§ **WORK ITEM**
In the copy you make of the entries, no picture should appear, and every word must match.

§ **Web page and app entries**
========

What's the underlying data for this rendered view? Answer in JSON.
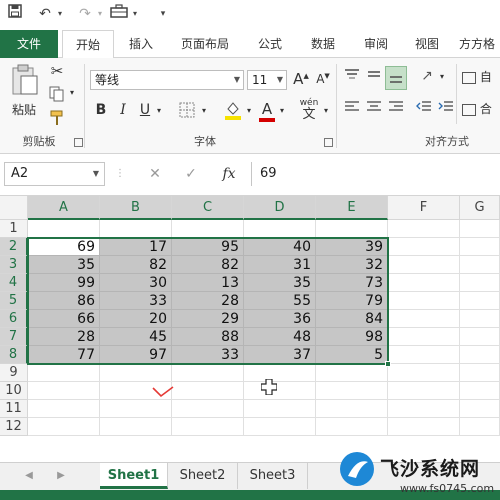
{
  "ribbon_tabs": [
    "文件",
    "开始",
    "插入",
    "页面布局",
    "公式",
    "数据",
    "审阅",
    "视图",
    "方方格"
  ],
  "clipboard": {
    "paste_label": "粘贴",
    "group_label": "剪贴板"
  },
  "font": {
    "name": "等线",
    "size": "11",
    "group_label": "字体",
    "grow": "A",
    "shrink": "A",
    "bold": "B",
    "italic": "I",
    "underline": "U",
    "color_a": "A",
    "phonetic": "wén"
  },
  "alignment": {
    "group_label": "对齐方式",
    "wrap_label": "自",
    "merge_label": "合"
  },
  "formula_bar": {
    "name_box": "A2",
    "fx": "fx",
    "value": "69"
  },
  "columns": [
    "A",
    "B",
    "C",
    "D",
    "E",
    "F",
    "G"
  ],
  "rows": [
    "1",
    "2",
    "3",
    "4",
    "5",
    "6",
    "7",
    "8",
    "9",
    "10",
    "11",
    "12"
  ],
  "table": [
    [
      "69",
      "17",
      "95",
      "40",
      "39"
    ],
    [
      "35",
      "82",
      "82",
      "31",
      "32"
    ],
    [
      "99",
      "30",
      "13",
      "35",
      "73"
    ],
    [
      "86",
      "33",
      "28",
      "55",
      "79"
    ],
    [
      "66",
      "20",
      "29",
      "36",
      "84"
    ],
    [
      "28",
      "45",
      "88",
      "48",
      "98"
    ],
    [
      "77",
      "97",
      "33",
      "37",
      "5"
    ]
  ],
  "sheets": [
    "Sheet1",
    "Sheet2",
    "Sheet3"
  ],
  "watermark": {
    "brand": "飞沙系统网",
    "site": "www.fs0745.com"
  },
  "colors": {
    "accent": "#217346",
    "selection": "#c6c6c6"
  }
}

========

§ **SOLUTION FOR THIS PROBLEM**
What's the underlying data for this rendered view? Answer in JSON.
{
  "ribbon_tabs": [
    "文件",
    "开始",
    "插入",
    "页面布局",
    "公式",
    "数据",
    "审阅",
    "视图",
    "方方格"
  ],
  "clipboard": {
    "paste_label": "粘贴",
    "group_label": "剪贴板"
  },
  "font": {
    "name": "等线",
    "size": "11",
    "group_label": "字体",
    "grow": "A",
    "shrink": "A",
    "bold": "B",
    "italic": "I",
    "underline": "U",
    "color_a": "A",
    "phonetic": "wén"
  },
  "alignment": {
    "group_label": "对齐方式",
    "wrap_label": "自",
    "merge_label": "合"
  },
  "formula_bar": {
    "name_box": "A2",
    "fx": "fx",
    "value": "69"
  },
  "columns": [
    "A",
    "B",
    "C",
    "D",
    "E",
    "F",
    "G"
  ],
  "rows": [
    "1",
    "2",
    "3",
    "4",
    "5",
    "6",
    "7",
    "8",
    "9",
    "10",
    "11",
    "12"
  ],
  "table": [
    [
      "69",
      "17",
      "95",
      "40",
      "39"
    ],
    [
      "35",
      "82",
      "82",
      "31",
      "32"
    ],
    [
      "99",
      "30",
      "13",
      "35",
      "73"
    ],
    [
      "86",
      "33",
      "28",
      "55",
      "79"
    ],
    [
      "66",
      "20",
      "29",
      "36",
      "84"
    ],
    [
      "28",
      "45",
      "88",
      "48",
      "98"
    ],
    [
      "77",
      "97",
      "33",
      "37",
      "5"
    ]
  ],
  "sheets": [
    "Sheet1",
    "Sheet2",
    "Sheet3"
  ],
  "watermark": {
    "brand": "飞沙系统网",
    "site": "www.fs0745.com"
  },
  "colors": {
    "accent": "#217346",
    "selection": "#c6c6c6"
  }
}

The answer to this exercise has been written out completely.